Task material:
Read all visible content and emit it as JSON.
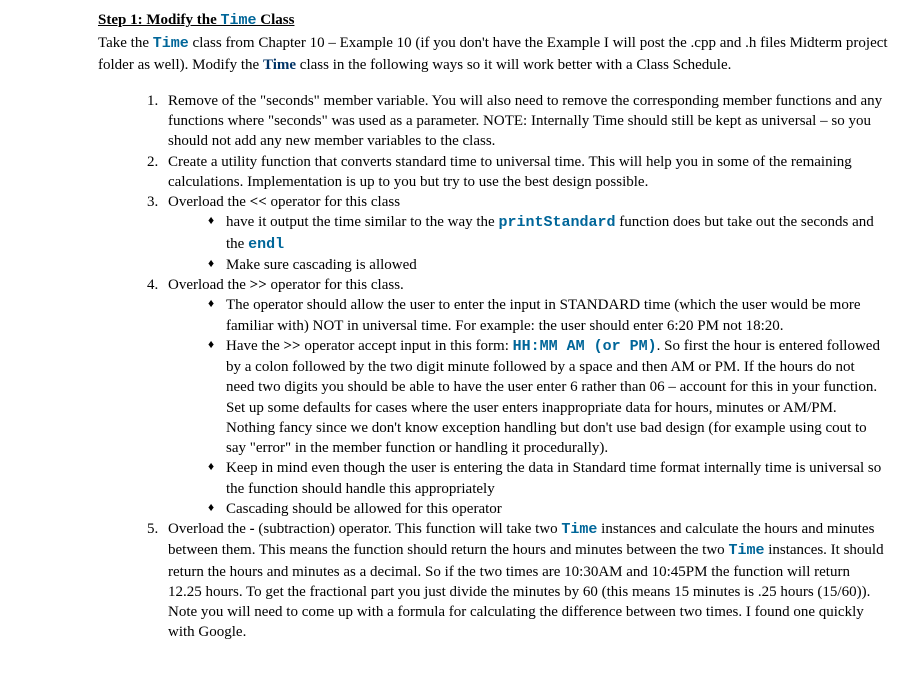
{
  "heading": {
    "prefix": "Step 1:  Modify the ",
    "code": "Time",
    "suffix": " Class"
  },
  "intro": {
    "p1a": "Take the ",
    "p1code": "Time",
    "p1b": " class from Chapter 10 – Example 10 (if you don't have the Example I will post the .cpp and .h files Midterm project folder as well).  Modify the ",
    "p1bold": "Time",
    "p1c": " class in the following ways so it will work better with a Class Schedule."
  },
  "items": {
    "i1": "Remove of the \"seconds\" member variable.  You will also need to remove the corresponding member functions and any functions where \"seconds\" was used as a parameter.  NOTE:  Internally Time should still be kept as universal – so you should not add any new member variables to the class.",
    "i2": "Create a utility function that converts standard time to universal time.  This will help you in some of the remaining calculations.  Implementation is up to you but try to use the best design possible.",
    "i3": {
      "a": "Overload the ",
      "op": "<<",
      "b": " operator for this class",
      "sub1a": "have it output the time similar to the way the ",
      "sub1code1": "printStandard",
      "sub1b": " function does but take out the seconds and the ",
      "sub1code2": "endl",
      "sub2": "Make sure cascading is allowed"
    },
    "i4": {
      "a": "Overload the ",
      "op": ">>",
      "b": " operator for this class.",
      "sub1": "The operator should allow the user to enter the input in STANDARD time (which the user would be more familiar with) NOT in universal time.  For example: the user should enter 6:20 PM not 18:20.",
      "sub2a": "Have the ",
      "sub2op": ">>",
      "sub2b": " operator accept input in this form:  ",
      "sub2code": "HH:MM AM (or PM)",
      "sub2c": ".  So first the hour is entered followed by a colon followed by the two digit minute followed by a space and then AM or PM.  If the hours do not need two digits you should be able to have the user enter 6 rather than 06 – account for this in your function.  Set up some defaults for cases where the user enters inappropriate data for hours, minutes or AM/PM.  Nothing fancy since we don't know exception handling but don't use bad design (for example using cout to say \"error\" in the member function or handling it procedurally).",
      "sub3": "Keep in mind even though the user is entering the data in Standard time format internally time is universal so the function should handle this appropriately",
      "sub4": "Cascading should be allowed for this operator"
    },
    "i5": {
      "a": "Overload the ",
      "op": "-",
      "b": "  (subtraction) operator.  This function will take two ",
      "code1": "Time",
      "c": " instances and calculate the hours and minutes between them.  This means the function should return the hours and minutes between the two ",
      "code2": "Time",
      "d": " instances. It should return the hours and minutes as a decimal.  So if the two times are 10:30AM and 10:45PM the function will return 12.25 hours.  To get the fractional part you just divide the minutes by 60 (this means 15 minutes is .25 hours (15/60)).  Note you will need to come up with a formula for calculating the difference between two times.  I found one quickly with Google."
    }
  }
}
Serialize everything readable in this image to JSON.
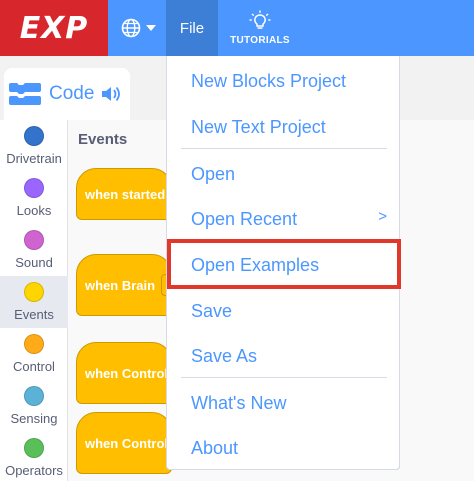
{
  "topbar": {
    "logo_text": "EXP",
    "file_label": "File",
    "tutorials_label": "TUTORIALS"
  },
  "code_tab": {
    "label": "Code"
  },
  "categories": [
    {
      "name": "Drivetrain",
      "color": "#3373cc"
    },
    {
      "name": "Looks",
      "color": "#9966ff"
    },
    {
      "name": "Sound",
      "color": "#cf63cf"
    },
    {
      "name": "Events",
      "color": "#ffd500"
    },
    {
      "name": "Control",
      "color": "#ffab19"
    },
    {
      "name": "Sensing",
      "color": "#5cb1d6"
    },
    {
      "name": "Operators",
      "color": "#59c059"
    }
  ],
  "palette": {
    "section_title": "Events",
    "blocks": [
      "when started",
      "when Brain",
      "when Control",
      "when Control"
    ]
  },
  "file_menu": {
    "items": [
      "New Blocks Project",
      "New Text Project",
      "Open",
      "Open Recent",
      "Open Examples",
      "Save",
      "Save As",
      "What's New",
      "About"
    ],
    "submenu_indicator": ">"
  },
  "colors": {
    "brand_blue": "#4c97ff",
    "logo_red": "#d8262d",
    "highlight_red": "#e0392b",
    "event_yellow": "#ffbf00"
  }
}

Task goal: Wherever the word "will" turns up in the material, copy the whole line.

Output for this exercise:
    "p1b": " class from Chapter 10 – Example 10 (if you don't have the Example I will post the .cpp and .h files Midterm project folder as well).  Modify the ",
    "p1c": " class in the following ways so it will work better with a Class Schedule."
    "i1": "Remove of the \"seconds\" member variable.  You will also need to remove the corresponding member functions and any functions where \"seconds\" was used as a parameter.  NOTE:  Internally Time should still be kept as universal – so you should not add any new member variables to the class.",
    "i2": "Create a utility function that converts standard time to universal time.  This will help you in some of the remaining calculations.  Implementation is up to you but try to use the best design possible.",
      "b": "  (subtraction) operator.  This function will take two ",
      "d": " instances. It should return the hours and minutes as a decimal.  So if the two times are 10:30AM and 10:45PM the function will return 12.25 hours.  To get the fractional part you just divide the minutes by 60 (this means 15 minutes is .25 hours (15/60)).  Note you will need to come up with a formula for calculating the difference between two times.  I found one quickly with Google."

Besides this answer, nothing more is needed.